Input data.
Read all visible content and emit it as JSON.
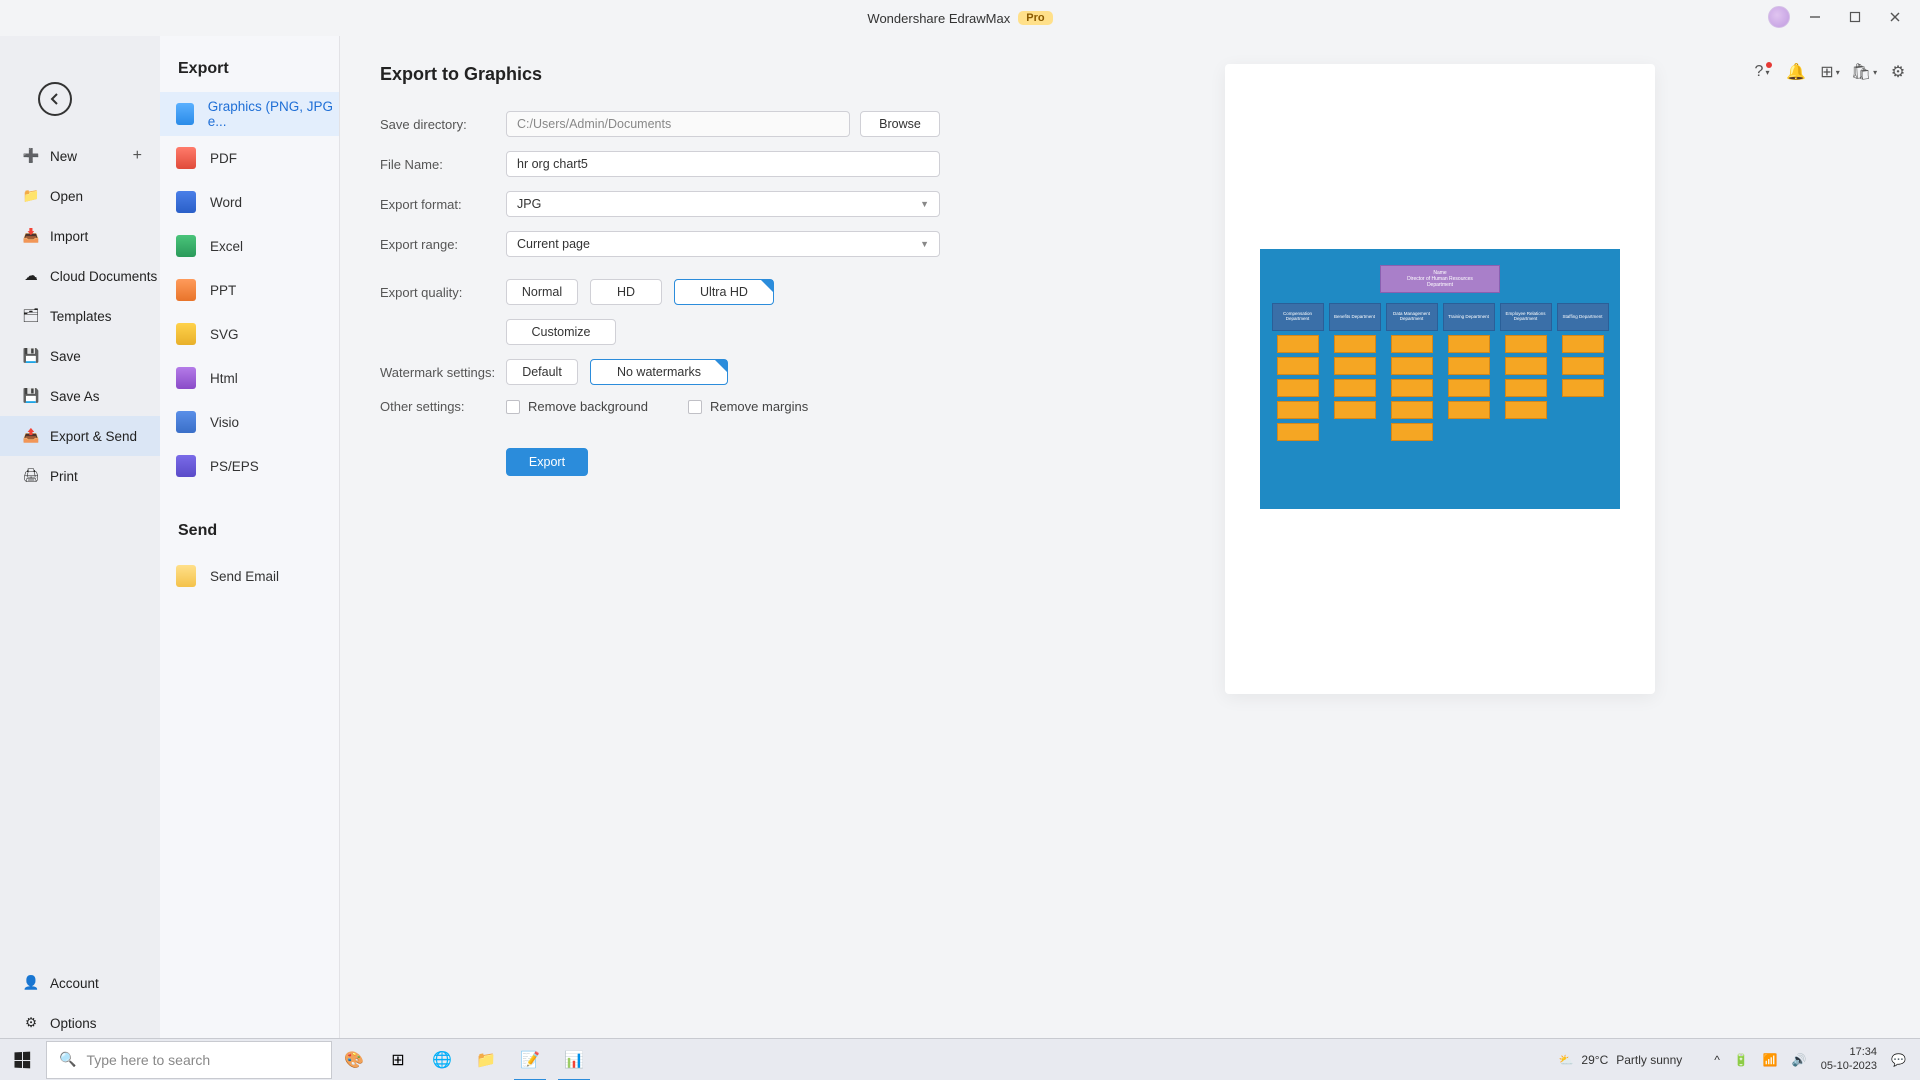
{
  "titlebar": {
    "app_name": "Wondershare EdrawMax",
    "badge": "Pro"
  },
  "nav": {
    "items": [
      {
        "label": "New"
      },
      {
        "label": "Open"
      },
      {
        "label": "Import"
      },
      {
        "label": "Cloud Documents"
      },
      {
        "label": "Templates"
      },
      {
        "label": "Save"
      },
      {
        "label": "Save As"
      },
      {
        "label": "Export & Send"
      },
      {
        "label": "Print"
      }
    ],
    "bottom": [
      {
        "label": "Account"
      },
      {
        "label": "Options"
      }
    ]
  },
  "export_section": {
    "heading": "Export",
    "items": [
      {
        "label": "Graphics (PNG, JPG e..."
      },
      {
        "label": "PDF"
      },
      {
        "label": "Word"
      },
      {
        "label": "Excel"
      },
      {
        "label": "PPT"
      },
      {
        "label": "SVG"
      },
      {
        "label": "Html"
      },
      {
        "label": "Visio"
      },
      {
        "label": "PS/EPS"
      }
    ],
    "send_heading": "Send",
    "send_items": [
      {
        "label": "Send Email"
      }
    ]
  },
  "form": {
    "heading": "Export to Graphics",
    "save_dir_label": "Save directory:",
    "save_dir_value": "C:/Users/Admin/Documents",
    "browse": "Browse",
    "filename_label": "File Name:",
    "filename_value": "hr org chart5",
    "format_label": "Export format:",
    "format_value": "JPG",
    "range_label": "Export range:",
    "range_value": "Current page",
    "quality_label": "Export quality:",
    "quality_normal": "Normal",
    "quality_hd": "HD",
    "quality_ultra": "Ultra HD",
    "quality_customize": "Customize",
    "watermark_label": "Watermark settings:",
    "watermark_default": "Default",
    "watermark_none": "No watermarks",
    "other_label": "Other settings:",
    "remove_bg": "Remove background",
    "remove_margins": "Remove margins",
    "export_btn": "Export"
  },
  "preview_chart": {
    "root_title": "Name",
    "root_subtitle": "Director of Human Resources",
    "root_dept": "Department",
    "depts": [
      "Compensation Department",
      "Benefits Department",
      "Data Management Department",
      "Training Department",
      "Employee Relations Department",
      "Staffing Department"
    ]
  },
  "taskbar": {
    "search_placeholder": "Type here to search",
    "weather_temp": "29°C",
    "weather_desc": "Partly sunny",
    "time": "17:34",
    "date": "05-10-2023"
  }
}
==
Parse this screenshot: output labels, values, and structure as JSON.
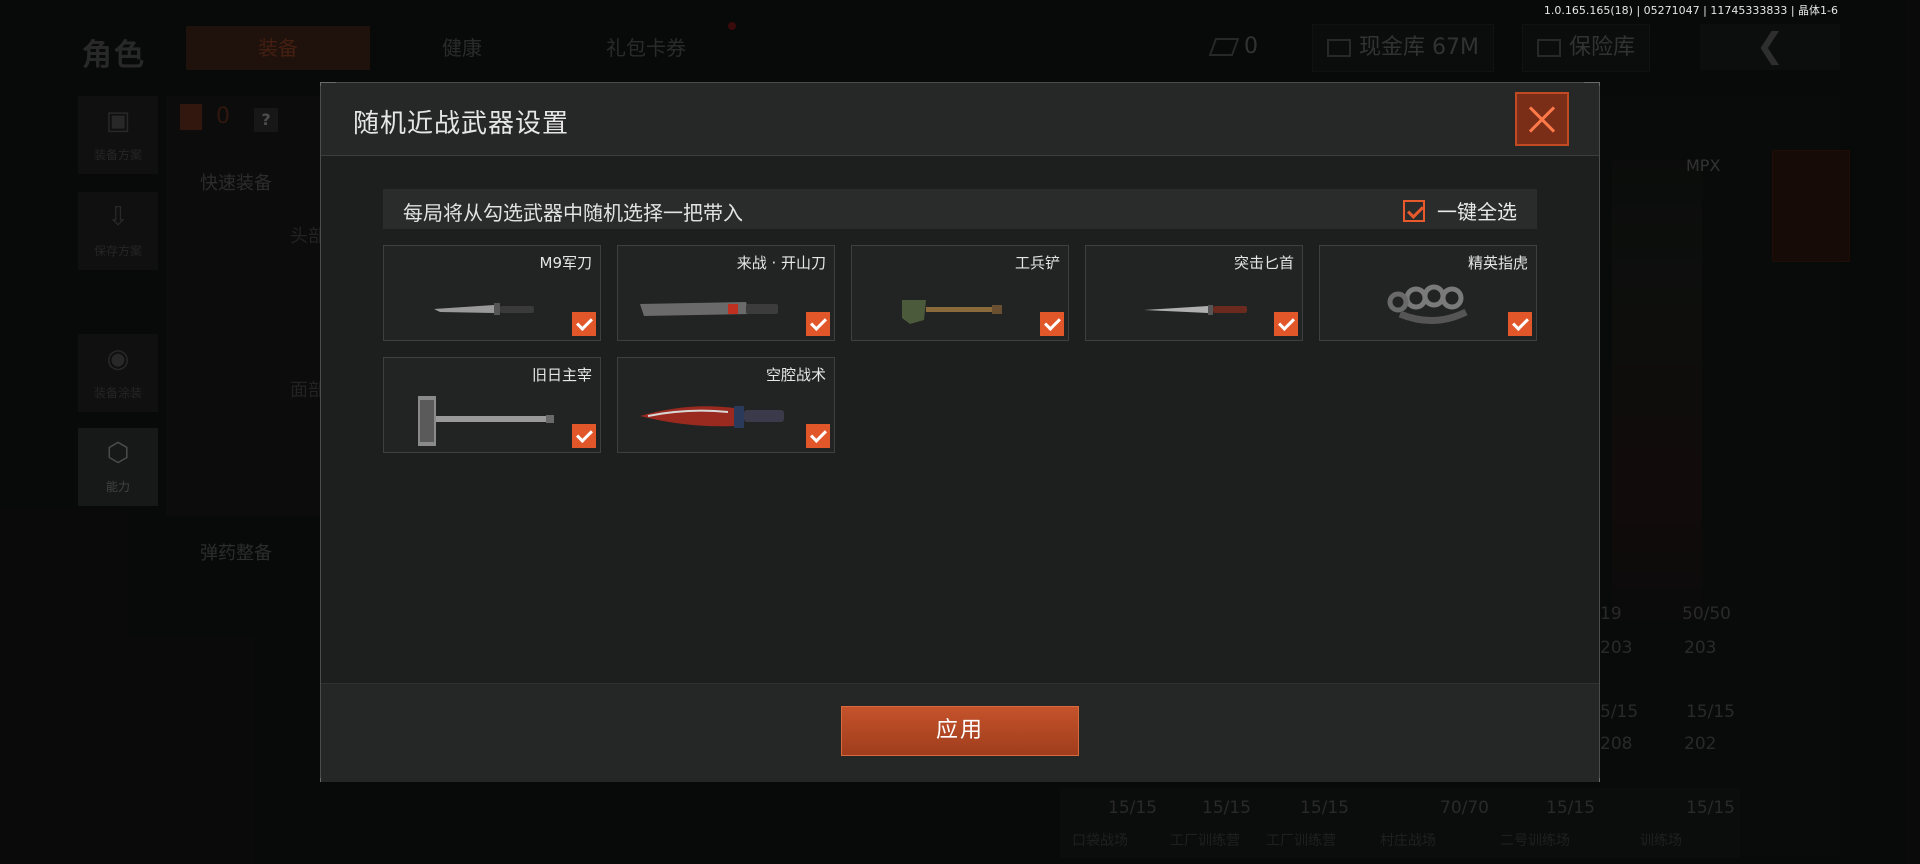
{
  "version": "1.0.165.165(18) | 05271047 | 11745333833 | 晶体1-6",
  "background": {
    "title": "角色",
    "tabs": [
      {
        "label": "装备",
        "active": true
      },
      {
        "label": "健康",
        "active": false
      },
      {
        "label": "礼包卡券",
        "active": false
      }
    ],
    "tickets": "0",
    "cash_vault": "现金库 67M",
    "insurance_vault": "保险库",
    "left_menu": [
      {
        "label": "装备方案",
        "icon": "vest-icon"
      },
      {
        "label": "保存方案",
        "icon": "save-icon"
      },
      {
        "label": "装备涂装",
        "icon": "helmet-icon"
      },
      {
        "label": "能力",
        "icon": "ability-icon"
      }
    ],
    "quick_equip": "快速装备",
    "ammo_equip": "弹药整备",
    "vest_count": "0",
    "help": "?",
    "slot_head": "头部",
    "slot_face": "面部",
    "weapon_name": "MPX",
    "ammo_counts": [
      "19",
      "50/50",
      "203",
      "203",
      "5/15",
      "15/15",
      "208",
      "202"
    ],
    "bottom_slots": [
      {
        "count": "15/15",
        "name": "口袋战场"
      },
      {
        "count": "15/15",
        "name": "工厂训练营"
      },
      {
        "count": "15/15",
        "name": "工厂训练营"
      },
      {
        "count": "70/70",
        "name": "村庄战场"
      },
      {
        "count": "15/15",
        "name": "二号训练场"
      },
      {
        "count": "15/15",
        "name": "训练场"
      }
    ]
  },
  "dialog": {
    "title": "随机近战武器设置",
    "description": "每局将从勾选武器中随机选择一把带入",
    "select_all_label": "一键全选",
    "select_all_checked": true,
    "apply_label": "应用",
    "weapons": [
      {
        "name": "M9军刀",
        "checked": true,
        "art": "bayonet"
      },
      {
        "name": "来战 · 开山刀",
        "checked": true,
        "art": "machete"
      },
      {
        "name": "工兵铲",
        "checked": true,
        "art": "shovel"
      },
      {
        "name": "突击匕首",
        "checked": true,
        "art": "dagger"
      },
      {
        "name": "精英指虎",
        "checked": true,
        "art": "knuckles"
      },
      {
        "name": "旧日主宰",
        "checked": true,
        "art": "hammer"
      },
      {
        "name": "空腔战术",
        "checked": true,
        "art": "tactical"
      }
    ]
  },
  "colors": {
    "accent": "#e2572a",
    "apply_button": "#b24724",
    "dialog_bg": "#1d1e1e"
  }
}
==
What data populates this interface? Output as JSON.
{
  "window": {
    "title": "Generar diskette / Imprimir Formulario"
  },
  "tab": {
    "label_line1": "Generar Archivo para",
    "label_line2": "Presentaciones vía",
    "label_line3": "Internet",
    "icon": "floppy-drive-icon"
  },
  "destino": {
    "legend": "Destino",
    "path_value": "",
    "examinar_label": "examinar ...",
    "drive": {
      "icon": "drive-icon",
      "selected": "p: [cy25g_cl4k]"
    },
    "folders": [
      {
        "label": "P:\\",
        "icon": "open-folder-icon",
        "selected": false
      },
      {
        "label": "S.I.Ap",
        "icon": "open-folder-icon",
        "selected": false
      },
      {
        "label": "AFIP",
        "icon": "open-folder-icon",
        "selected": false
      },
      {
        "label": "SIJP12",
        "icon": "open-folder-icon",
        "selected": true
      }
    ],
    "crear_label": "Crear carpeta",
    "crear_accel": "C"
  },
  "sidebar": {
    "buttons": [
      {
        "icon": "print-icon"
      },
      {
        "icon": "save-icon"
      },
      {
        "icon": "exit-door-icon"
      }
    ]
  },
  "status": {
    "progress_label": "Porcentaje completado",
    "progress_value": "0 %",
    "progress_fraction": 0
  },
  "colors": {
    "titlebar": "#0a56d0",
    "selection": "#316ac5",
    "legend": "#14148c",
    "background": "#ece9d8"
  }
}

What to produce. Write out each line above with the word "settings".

Exercise response.
    "watermark_label": "Watermark settings:",
    "other_label": "Other settings:",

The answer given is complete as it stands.